Following a startling encounter, my whipper-in advised that I take the same joint-master with me to patch over one particular situation, in part for my personal protection. But said joint-master’s ladies (ewes) needed attention, so I waded in alone.

I thought it was going well. The aggrieved’s wife made me a cup of tea and we partook in small talk on local matters while awaiting her husband’s arrival. “Milk and sugar?” she enquired as he burst into the kitchen.

Before I had time to answer, out shot the reply: “What are you doing making him tea? Throw it away.”

Another game-changer. We parted on much better terms thankfully, although I never did get that cup of tea.

Outstanding training opportunity

The Hunting Office developed the Hunt Staff Bursary Scheme to formalise the training of young members of hunt staff. Haddon Training, graded “outstanding” by Ofsted, was brought in to provide the educational expertise and training format for the level two diploma in animal care, which provides the basis of a fulfilling career in hunting.

There have been many success stories, such as Joe Tesseyman, who hunts the Essex and Suffolk three days a week, and Elliot Stokes, first whipper-in at the Quorn.
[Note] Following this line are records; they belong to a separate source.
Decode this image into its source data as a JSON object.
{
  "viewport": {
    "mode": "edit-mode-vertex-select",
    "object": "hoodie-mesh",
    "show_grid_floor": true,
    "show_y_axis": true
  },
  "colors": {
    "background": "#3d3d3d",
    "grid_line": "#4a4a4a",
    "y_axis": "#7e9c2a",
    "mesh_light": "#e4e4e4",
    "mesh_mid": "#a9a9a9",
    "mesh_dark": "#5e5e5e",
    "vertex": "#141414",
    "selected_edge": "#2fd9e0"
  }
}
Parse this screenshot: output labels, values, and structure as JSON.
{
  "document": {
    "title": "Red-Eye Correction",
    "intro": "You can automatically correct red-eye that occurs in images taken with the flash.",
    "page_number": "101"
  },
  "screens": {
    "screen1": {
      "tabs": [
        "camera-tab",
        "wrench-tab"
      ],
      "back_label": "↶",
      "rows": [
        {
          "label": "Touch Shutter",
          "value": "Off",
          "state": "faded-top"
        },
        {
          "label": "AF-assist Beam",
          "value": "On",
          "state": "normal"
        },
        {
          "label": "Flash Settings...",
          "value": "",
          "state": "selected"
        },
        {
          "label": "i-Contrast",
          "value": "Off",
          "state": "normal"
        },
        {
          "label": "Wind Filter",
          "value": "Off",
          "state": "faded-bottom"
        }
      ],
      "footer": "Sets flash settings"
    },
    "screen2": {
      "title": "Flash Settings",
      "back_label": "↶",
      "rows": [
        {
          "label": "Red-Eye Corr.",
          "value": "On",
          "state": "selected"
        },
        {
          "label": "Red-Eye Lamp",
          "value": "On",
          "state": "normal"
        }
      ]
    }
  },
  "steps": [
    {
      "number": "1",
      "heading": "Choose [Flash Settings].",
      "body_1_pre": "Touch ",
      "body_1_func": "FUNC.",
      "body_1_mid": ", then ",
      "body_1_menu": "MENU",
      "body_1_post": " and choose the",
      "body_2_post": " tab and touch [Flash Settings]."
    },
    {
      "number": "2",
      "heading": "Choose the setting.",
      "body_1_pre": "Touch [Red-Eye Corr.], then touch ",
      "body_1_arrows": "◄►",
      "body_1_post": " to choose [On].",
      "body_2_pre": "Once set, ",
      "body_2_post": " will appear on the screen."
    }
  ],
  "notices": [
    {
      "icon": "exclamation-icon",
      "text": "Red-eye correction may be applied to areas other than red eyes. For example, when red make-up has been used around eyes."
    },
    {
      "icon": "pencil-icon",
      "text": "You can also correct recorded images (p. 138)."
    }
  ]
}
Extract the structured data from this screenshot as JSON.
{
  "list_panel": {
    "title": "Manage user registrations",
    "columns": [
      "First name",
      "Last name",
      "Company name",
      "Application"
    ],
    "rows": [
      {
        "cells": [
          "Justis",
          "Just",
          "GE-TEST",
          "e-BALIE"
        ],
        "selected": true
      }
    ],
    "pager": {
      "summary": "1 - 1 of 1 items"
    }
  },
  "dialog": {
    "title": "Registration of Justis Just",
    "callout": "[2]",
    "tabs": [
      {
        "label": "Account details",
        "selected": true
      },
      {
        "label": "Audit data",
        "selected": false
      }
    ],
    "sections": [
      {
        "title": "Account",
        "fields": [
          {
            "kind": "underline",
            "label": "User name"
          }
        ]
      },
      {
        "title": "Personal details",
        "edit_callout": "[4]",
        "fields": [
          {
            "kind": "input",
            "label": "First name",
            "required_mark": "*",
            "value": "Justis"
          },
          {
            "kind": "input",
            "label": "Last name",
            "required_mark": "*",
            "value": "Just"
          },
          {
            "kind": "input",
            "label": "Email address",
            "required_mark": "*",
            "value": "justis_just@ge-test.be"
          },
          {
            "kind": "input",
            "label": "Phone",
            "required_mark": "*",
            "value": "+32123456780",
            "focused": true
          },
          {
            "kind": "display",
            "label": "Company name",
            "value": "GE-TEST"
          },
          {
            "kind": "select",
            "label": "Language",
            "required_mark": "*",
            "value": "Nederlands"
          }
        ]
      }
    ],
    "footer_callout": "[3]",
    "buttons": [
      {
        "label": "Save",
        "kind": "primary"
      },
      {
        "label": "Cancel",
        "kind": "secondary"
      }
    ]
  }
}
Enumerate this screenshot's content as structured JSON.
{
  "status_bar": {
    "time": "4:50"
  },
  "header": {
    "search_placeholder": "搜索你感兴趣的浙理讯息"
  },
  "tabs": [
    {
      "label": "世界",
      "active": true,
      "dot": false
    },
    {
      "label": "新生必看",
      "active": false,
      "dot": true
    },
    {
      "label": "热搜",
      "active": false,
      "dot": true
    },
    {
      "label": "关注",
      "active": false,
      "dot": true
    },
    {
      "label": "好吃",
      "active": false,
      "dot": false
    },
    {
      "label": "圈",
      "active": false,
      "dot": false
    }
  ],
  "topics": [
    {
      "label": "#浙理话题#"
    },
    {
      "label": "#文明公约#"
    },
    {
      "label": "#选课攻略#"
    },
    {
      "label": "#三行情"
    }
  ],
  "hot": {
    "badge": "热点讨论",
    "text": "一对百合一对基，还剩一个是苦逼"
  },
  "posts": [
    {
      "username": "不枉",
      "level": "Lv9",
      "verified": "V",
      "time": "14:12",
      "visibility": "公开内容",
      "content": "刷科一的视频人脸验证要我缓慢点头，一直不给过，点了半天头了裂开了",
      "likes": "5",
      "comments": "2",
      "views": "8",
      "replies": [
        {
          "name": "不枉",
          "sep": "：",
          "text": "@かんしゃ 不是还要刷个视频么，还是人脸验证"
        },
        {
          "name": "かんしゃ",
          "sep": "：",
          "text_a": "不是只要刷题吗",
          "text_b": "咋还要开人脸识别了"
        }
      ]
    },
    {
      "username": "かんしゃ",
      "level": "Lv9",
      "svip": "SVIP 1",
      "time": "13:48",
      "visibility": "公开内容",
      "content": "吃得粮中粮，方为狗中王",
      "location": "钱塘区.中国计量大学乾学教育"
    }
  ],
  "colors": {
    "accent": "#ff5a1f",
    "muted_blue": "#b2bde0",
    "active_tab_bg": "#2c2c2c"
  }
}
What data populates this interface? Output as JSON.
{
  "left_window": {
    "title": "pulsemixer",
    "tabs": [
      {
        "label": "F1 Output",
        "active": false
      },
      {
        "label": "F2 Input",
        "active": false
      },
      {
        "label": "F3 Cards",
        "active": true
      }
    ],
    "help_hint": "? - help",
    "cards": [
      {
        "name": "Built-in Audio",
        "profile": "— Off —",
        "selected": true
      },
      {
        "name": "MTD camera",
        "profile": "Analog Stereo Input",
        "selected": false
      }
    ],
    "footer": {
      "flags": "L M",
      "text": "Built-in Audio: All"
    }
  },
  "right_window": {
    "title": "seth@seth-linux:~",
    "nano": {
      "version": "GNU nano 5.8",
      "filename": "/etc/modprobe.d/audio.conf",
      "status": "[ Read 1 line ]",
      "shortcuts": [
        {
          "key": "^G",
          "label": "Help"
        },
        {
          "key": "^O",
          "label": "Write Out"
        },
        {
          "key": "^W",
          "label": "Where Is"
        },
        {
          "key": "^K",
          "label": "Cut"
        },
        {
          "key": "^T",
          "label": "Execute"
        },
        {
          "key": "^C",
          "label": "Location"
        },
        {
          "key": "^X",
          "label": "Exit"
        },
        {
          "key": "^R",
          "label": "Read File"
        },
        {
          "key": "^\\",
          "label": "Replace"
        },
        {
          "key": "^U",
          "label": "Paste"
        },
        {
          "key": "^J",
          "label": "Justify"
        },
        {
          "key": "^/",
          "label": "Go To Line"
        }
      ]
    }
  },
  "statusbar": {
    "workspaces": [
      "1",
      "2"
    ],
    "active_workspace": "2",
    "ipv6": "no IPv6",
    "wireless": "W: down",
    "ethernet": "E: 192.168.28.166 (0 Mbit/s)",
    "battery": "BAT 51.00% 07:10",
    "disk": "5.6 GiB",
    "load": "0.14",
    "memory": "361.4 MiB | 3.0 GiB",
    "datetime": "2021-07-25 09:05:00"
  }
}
The Hunting Office offers participating hunts a grant to supplement the apprentice’s wage. While several smaller hunts have provided excellent training it is hoped that a greater number of larger packs will join their ranks in coming years to broaden the choice of working environment. Next season’s cohort are being assessed at present, however any hunts or potential candidates wishing to join next year’s scheme can apply to the Hunting Office.

Ref: Horse & Hound; 11 February 2016